Pittsburgh LiveBy Mark Kanny
Monday, August 5, 2002

Vache Sharafyan’s "The Four Seasons" was the significant world premiere, including Armenian poetry as a prelude to each of the four movements… Sharafyan’s language includes remarkable solo writing for saxophone, brilliantly played by clarinetist Michael Norsworthy and flute, performed with notable sensuality by DiDonato. The composer is not afraid of dissonance, and the furious intensity he achieves serves clear narrative intent, including real satisfaction. "The Four Seasons" required extra performers, including the first Pittsburgh residents to play with the group this season: violist Paul Silver and bassist John Moore from the Pittsburgh Symphony Orchestra and percussionist P.J. Gatch.

 From the recommendation- letter of Kronos Quartet, by David Harrington

...I have had the pleasure of hearing numerous works written by Mr. Sharafyan; I find him to be a fascinating and expressive composer whose music unites the ancient with the new and mysterious inner worlds with boldly tangible elements.
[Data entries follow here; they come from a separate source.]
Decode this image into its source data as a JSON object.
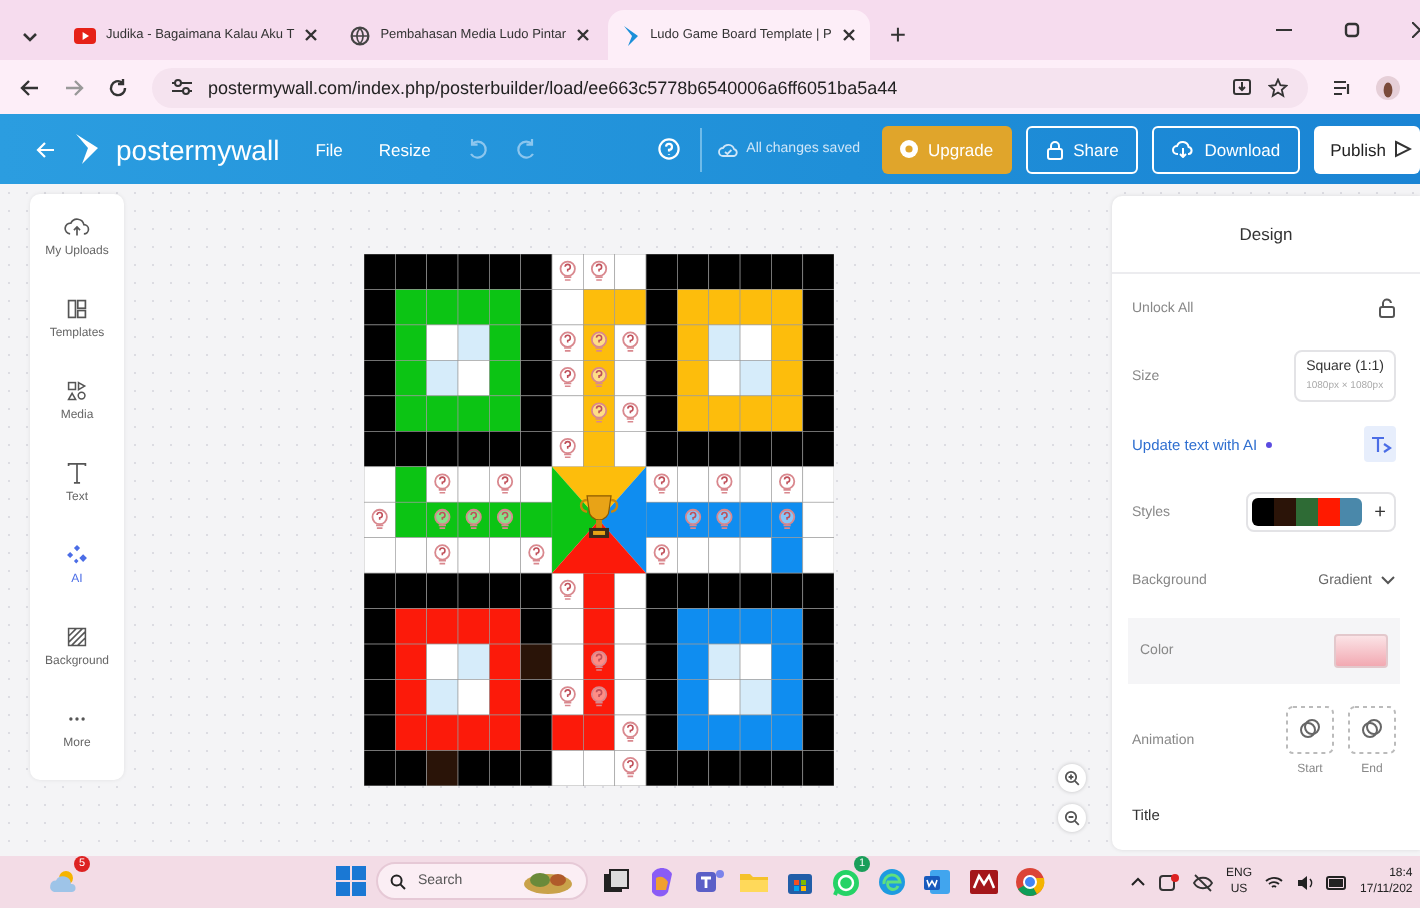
{
  "browser": {
    "tabs": [
      {
        "title": "Judika - Bagaimana Kalau Aku T",
        "selected": false
      },
      {
        "title": "Pembahasan Media Ludo Pintar",
        "selected": false
      },
      {
        "title": "Ludo Game Board Template | P",
        "selected": true
      }
    ],
    "new_tab": "+",
    "address": "postermywall.com/index.php/posterbuilder/load/ee663c5778b6540006a6ff6051ba5a44"
  },
  "toolbar": {
    "brand": "postermywall",
    "menu": [
      "File",
      "Resize"
    ],
    "status": "All changes saved",
    "buttons": [
      {
        "label": "Upgrade",
        "kind": "upgrade"
      },
      {
        "label": "Share",
        "kind": "share"
      },
      {
        "label": "Download",
        "kind": "download"
      },
      {
        "label": "Publish",
        "kind": "publish"
      }
    ]
  },
  "rail": [
    {
      "label": "My Uploads",
      "selected": false
    },
    {
      "label": "Templates",
      "selected": false
    },
    {
      "label": "Media",
      "selected": false
    },
    {
      "label": "Text",
      "selected": false
    },
    {
      "label": "AI",
      "selected": true
    },
    {
      "label": "Background",
      "selected": false
    },
    {
      "label": "More",
      "selected": false
    }
  ],
  "design_panel": {
    "title": "Design",
    "rows": [
      {
        "kind": "action",
        "label": "Unlock All"
      },
      {
        "kind": "size",
        "label": "Size",
        "value": "Square (1:1)",
        "detail": "1080px × 1080px"
      },
      {
        "kind": "ai",
        "label": "Update text with AI"
      },
      {
        "kind": "swatches",
        "label": "Styles",
        "add": "+",
        "swatches": [
          {
            "color": "#000000"
          },
          {
            "color": "#2b1408"
          },
          {
            "color": "#2e6b35"
          },
          {
            "color": "#ff1a00"
          },
          {
            "color": "#4a88aa"
          }
        ]
      },
      {
        "kind": "dropdown",
        "label": "Background",
        "value": "Gradient"
      },
      {
        "kind": "color",
        "label": "Color"
      },
      {
        "kind": "animation",
        "label": "Animation",
        "options": [
          "Start",
          "End"
        ]
      },
      {
        "kind": "section",
        "label": "Title"
      }
    ]
  },
  "taskbar": {
    "weather_badge": "5",
    "search_placeholder": "Search",
    "chat_badge": "1",
    "language": [
      "ENG",
      "US"
    ],
    "time": "18:4",
    "date": "17/11/202"
  }
}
His path is very personal and distinctive, and I’m certain there will be powerful music flowing for years to come from the mind and pen of Vache Sharafyan.     


           April 30, 2002, Robert Commanday, Senior Editor

The issue with a cross-cultural composition is one of criteria. By what standard and in what aesthetic is the work to be perceived? It must be the product of a real and gifted composer, strong enough a composition to establish its own measure, as Takemitsu’s pieces are. To an extent, Vache Sharafyan’s The Sun, the Wine, and the Wind of Time (from Armenia, 1998) created its own time and space. The western tradition was reflected in its overall song-form structure and writing for piano, violin and cello.


   The New York Times

May 9, 2002, Thursday MUSIC REVIEW:" At a Cultural Crossroads, Yo-Yo Ma Becomes a Spice Trader


..."And the Shostakovich, on Tuesday, seemed to flow naturally from the world of the work performed just before it -- ''The Sun, the Wine and the Wind of Time'' by Vache Sharafyan, from Armenia -- although it quickly established itself on Shostakovich's own terms"...

Tuesday, May 14, 2002By R.M. CAMPBELL

The evening did not just belong to Ma. Sharafyan's "The Sun, the Wine and the Wind of Time," scored for piano trio and duduk (an ancient Armenian wooden flute), was melancholy and searching. Sharafyan juxtaposes the conventional piano trio and the exotic sounds of the duduk with finesse and absorbing imagination. Gevorg Dabaghyan played the duduk with admirable poise.